She was not the first woman to represent Tennessee in the House.
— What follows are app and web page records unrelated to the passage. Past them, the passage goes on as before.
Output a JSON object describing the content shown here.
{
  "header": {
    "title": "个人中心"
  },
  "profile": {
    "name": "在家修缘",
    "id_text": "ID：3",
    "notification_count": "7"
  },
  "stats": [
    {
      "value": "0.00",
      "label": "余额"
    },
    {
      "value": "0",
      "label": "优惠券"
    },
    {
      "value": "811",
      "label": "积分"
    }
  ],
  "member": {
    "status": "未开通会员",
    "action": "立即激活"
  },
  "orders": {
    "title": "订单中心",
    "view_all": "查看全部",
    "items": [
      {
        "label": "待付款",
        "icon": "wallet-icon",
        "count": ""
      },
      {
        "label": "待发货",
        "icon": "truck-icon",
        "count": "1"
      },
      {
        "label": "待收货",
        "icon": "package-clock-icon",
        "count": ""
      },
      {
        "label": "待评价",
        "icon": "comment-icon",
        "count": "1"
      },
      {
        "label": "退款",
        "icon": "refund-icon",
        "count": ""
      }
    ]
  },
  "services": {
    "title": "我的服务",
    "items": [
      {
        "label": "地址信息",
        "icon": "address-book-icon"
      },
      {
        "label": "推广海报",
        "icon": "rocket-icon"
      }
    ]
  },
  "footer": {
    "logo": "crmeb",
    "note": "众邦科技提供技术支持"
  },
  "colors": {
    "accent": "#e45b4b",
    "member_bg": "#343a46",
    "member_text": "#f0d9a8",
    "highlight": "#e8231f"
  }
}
Three others had won special elections to complete their husbands’ terms after they died, but none served a full term.

In her 10 terms in the House, Ms. Lloyd served on the armed services and science committees and a select committee on the aging, among other panels.

She was willing to break with her party when she disagreed with it, particularly over projects that benefited her district.


After overcoming breast cancer in the early 1990s, Ms. Lloyd began to adopt more progressive stances on women’s issues, becoming an advocate for policies in support of women’s health.

In her reelection bid in 1992 she barely defeated her Republican opponent, Zach Wamp, and in 1993 she announced that she would retire after serving out her term.

In addition to McDonnell, Ms. Lloyd’s survivors include another daughter from her first marriage, Mari Stanfill; a son from her second, Morton Lloyd II; four grandchildren; and nine great-grandchildren.